▶ Description of the task
Your job here is to restate every record exactly, pictures excluded.

▶ Data section
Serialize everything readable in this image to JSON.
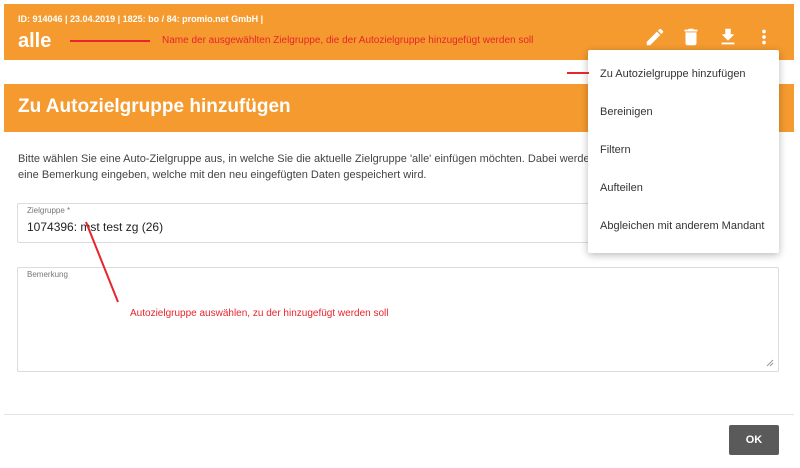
{
  "header": {
    "meta": "ID: 914046 | 23.04.2019 | 1825: bo / 84: promio.net GmbH |",
    "title": "alle",
    "icons": [
      "edit-icon",
      "delete-icon",
      "download-icon",
      "more-vert-icon"
    ],
    "background_color": "#f59a2f"
  },
  "annotations": {
    "name_note": "Name der ausgewählten Zielgruppe, die der Autozielgruppe hinzugefügt werden soll",
    "select_note": "Autozielgruppe auswählen, zu der hinzugefügt werden soll",
    "color": "#e8242c"
  },
  "dialog": {
    "title": "Zu Autozielgruppe hinzufügen",
    "description": "Bitte wählen Sie eine Auto-Zielgruppe aus, in welche Sie die aktuelle Zielgruppe 'alle' einfügen möchten. Dabei werden können zusätzlich eine Bemerkung eingeben, welche mit den neu eingefügten Daten gespeichert wird.",
    "zielgruppe_field": {
      "label": "Zielgruppe *",
      "value": "1074396: mst test zg (26)"
    },
    "bemerkung_field": {
      "label": "Bemerkung",
      "value": ""
    },
    "ok_label": "OK"
  },
  "menu": {
    "items": [
      {
        "label": "Zu Autozielgruppe hinzufügen"
      },
      {
        "label": "Bereinigen"
      },
      {
        "label": "Filtern"
      },
      {
        "label": "Aufteilen"
      },
      {
        "label": "Abgleichen mit anderem Mandant"
      }
    ]
  }
}
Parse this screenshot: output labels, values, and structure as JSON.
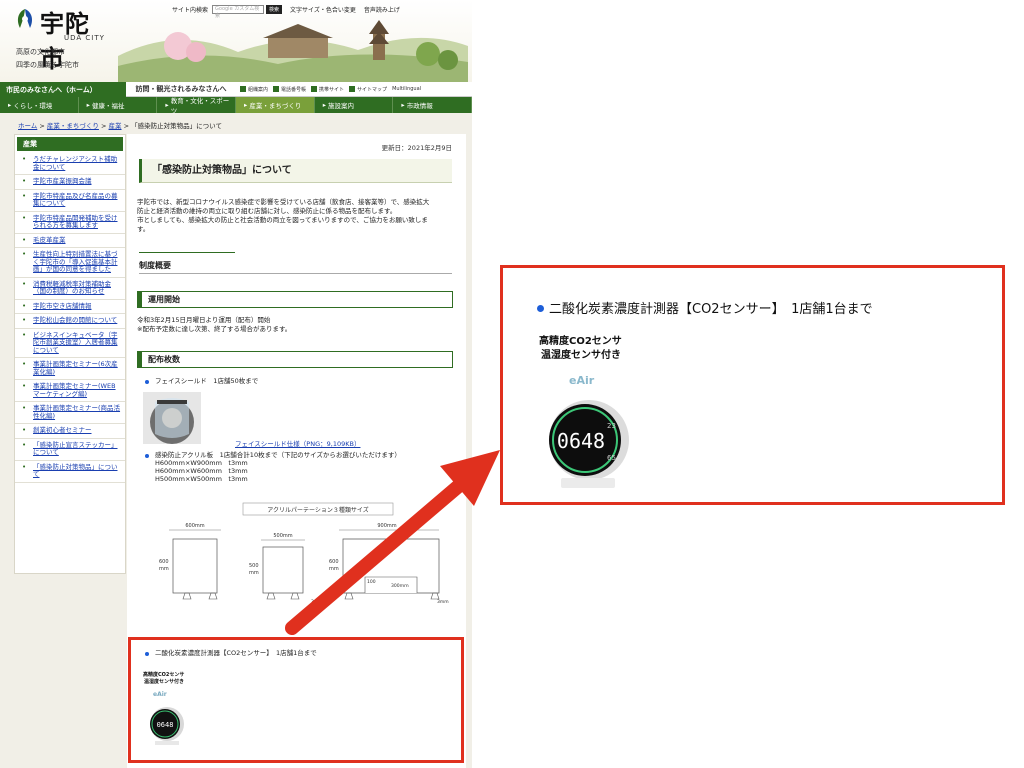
{
  "header": {
    "logo_text": "宇陀市",
    "logo_sub": "UDA CITY",
    "tagline_1": "高原の文化都市",
    "tagline_2": "四季の風薫る宇陀市",
    "search_label": "サイト内検索",
    "search_placeholder": "Google カスタム検索",
    "search_button": "検索",
    "font_color_link": "文字サイズ・色合い変更",
    "read_aloud": "音声読み上げ"
  },
  "nav_top": {
    "residents": "市民のみなさんへ（ホーム）",
    "visitors": "訪問・観光されるみなさんへ",
    "links": [
      "組織案内",
      "電話番号帳",
      "携帯サイト",
      "サイトマップ",
      "Multilingual"
    ]
  },
  "nav_main": [
    "くらし・環境",
    "健康・福祉",
    "教育・文化・スポーツ",
    "産業・まちづくり",
    "施設案内",
    "市政情報"
  ],
  "breadcrumb": {
    "home": "ホーム",
    "sep": ">",
    "cat": "産業・まちづくり",
    "sub": "産業",
    "current": "「感染防止対策物品」について"
  },
  "sidebar": {
    "heading": "産業",
    "items": [
      "うだチャレンジアシスト補助金について",
      "宇陀市産業振興会議",
      "宇陀市特産品及び名産品の募集について",
      "宇陀市特産品開発補助を受けられる方を募集します",
      "毛皮革産業",
      "生産性向上特別措置法に基づく宇陀市の「導入促進基本計画」が国の同意を得ました",
      "消費税軽減税率対策補助金（国の制度）のお知らせ",
      "宇陀市空き店舗情報",
      "宇陀松山会館の開館について",
      "ビジネスインキュベータ（宇陀市創業支援室）入居者募集について",
      "事業計画策定セミナー(6次産業化編)",
      "事業計画策定セミナー(WEBマーケティング編)",
      "事業計画策定セミナー(商品活性化編)",
      "創業初心者セミナー",
      "「感染防止宣言ステッカー」について",
      "「感染防止対策物品」について"
    ]
  },
  "main": {
    "updated": "更新日：2021年2月9日",
    "title": "「感染防止対策物品」について",
    "intro_1": "宇陀市では、新型コロナウイルス感染症で影響を受けている店舗（飲食店、接客業等）で、感染拡大",
    "intro_2": "防止と経済活動の維持の両立に取り組む店舗に対し、感染防止に係る物品を配布します。",
    "intro_3": "市としましても、感染拡大の防止と社会活動の両立を図ってまいりますので、ご協力をお願い致しま",
    "intro_4": "す。",
    "section_overview": "制度概要",
    "section_start": "運用開始",
    "start_text_1": "令和3年2月15日月曜日より運用（配布）開始",
    "start_text_2": "※配布予定数に達し次第、終了する場合があります。",
    "section_count": "配布枚数",
    "item_faceshield": "フェイスシールド　1店舗50枚まで",
    "faceshield_link": "フェイスシールド仕様（PNG：9,109KB）",
    "item_acrylic": "感染防止アクリル板　1店舗合計10枚まで（下記のサイズからお選びいただけます）",
    "acrylic_size_1": "H600mm×W900mm　t3mm",
    "acrylic_size_2": "H600mm×W600mm　t3mm",
    "acrylic_size_3": "H500mm×W500mm　t3mm",
    "diagram_title": "アクリルパーテーション３種類サイズ",
    "dim_600w": "600mm",
    "dim_500w": "500mm",
    "dim_900w": "900mm",
    "dim_600h": "600",
    "dim_500h": "500",
    "dim_mm": "mm",
    "dim_100": "100",
    "dim_300": "300ｍｍ",
    "dim_3mm": "3mm",
    "item_co2": "二酸化炭素濃度計測器【CO2センサー】　1店舗1台まで",
    "co2_label_1": "高精度CO2センサ",
    "co2_label_2": "温湿度センサ付き",
    "co2_brand": "eAir",
    "co2_reading": "0648",
    "co2_side_1": "23",
    "co2_side_2": "65"
  },
  "zoom": {
    "text": "二酸化炭素濃度計測器【CO2センサー】　1店舗1台まで",
    "label_1": "高精度CO2センサ",
    "label_2": "温湿度センサ付き",
    "brand": "eAir",
    "reading": "0648",
    "side_1": "23",
    "side_2": "65"
  },
  "colors": {
    "green": "#2f6d22",
    "callout_red": "#e0301e",
    "link_blue": "#1a3fb0"
  }
}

▶ Answer space
Serialize everything readable in this image to JSON.
{
  "header": {
    "meta": "ID: 914046 | 23.04.2019 | 1825: bo / 84: promio.net GmbH |",
    "title": "alle",
    "icons": [
      "edit-icon",
      "delete-icon",
      "download-icon",
      "more-vert-icon"
    ],
    "background_color": "#f59a2f"
  },
  "annotations": {
    "name_note": "Name der ausgewählten Zielgruppe, die der Autozielgruppe hinzugefügt werden soll",
    "select_note": "Autozielgruppe auswählen, zu der hinzugefügt werden soll",
    "color": "#e8242c"
  },
  "dialog": {
    "title": "Zu Autozielgruppe hinzufügen",
    "description": "Bitte wählen Sie eine Auto-Zielgruppe aus, in welche Sie die aktuelle Zielgruppe 'alle' einfügen möchten. Dabei werden können zusätzlich eine Bemerkung eingeben, welche mit den neu eingefügten Daten gespeichert wird.",
    "zielgruppe_field": {
      "label": "Zielgruppe *",
      "value": "1074396: mst test zg (26)"
    },
    "bemerkung_field": {
      "label": "Bemerkung",
      "value": ""
    },
    "ok_label": "OK"
  },
  "menu": {
    "items": [
      {
        "label": "Zu Autozielgruppe hinzufügen"
      },
      {
        "label": "Bereinigen"
      },
      {
        "label": "Filtern"
      },
      {
        "label": "Aufteilen"
      },
      {
        "label": "Abgleichen mit anderem Mandant"
      }
    ]
  }
}
Parse this screenshot: output labels, values, and structure as JSON.
{
  "header": {
    "logo_text": "宇陀市",
    "logo_sub": "UDA CITY",
    "tagline_1": "高原の文化都市",
    "tagline_2": "四季の風薫る宇陀市",
    "search_label": "サイト内検索",
    "search_placeholder": "Google カスタム検索",
    "search_button": "検索",
    "font_color_link": "文字サイズ・色合い変更",
    "read_aloud": "音声読み上げ"
  },
  "nav_top": {
    "residents": "市民のみなさんへ（ホーム）",
    "visitors": "訪問・観光されるみなさんへ",
    "links": [
      "組織案内",
      "電話番号帳",
      "携帯サイト",
      "サイトマップ",
      "Multilingual"
    ]
  },
  "nav_main": [
    "くらし・環境",
    "健康・福祉",
    "教育・文化・スポーツ",
    "産業・まちづくり",
    "施設案内",
    "市政情報"
  ],
  "breadcrumb": {
    "home": "ホーム",
    "sep": ">",
    "cat": "産業・まちづくり",
    "sub": "産業",
    "current": "「感染防止対策物品」について"
  },
  "sidebar": {
    "heading": "産業",
    "items": [
      "うだチャレンジアシスト補助金について",
      "宇陀市産業振興会議",
      "宇陀市特産品及び名産品の募集について",
      "宇陀市特産品開発補助を受けられる方を募集します",
      "毛皮革産業",
      "生産性向上特別措置法に基づく宇陀市の「導入促進基本計画」が国の同意を得ました",
      "消費税軽減税率対策補助金（国の制度）のお知らせ",
      "宇陀市空き店舗情報",
      "宇陀松山会館の開館について",
      "ビジネスインキュベータ（宇陀市創業支援室）入居者募集について",
      "事業計画策定セミナー(6次産業化編)",
      "事業計画策定セミナー(WEBマーケティング編)",
      "事業計画策定セミナー(商品活性化編)",
      "創業初心者セミナー",
      "「感染防止宣言ステッカー」について",
      "「感染防止対策物品」について"
    ]
  },
  "main": {
    "updated": "更新日：2021年2月9日",
    "title": "「感染防止対策物品」について",
    "intro_1": "宇陀市では、新型コロナウイルス感染症で影響を受けている店舗（飲食店、接客業等）で、感染拡大",
    "intro_2": "防止と経済活動の維持の両立に取り組む店舗に対し、感染防止に係る物品を配布します。",
    "intro_3": "市としましても、感染拡大の防止と社会活動の両立を図ってまいりますので、ご協力をお願い致しま",
    "intro_4": "す。",
    "section_overview": "制度概要",
    "section_start": "運用開始",
    "start_text_1": "令和3年2月15日月曜日より運用（配布）開始",
    "start_text_2": "※配布予定数に達し次第、終了する場合があります。",
    "section_count": "配布枚数",
    "item_faceshield": "フェイスシールド　1店舗50枚まで",
    "faceshield_link": "フェイスシールド仕様（PNG：9,109KB）",
    "item_acrylic": "感染防止アクリル板　1店舗合計10枚まで（下記のサイズからお選びいただけます）",
    "acrylic_size_1": "H600mm×W900mm　t3mm",
    "acrylic_size_2": "H600mm×W600mm　t3mm",
    "acrylic_size_3": "H500mm×W500mm　t3mm",
    "diagram_title": "アクリルパーテーション３種類サイズ",
    "dim_600w": "600mm",
    "dim_500w": "500mm",
    "dim_900w": "900mm",
    "dim_600h": "600",
    "dim_500h": "500",
    "dim_mm": "mm",
    "dim_100": "100",
    "dim_300": "300ｍｍ",
    "dim_3mm": "3mm",
    "item_co2": "二酸化炭素濃度計測器【CO2センサー】　1店舗1台まで",
    "co2_label_1": "高精度CO2センサ",
    "co2_label_2": "温湿度センサ付き",
    "co2_brand": "eAir",
    "co2_reading": "0648",
    "co2_side_1": "23",
    "co2_side_2": "65"
  },
  "zoom": {
    "text": "二酸化炭素濃度計測器【CO2センサー】　1店舗1台まで",
    "label_1": "高精度CO2センサ",
    "label_2": "温湿度センサ付き",
    "brand": "eAir",
    "reading": "0648",
    "side_1": "23",
    "side_2": "65"
  },
  "colors": {
    "green": "#2f6d22",
    "callout_red": "#e0301e",
    "link_blue": "#1a3fb0"
  }
}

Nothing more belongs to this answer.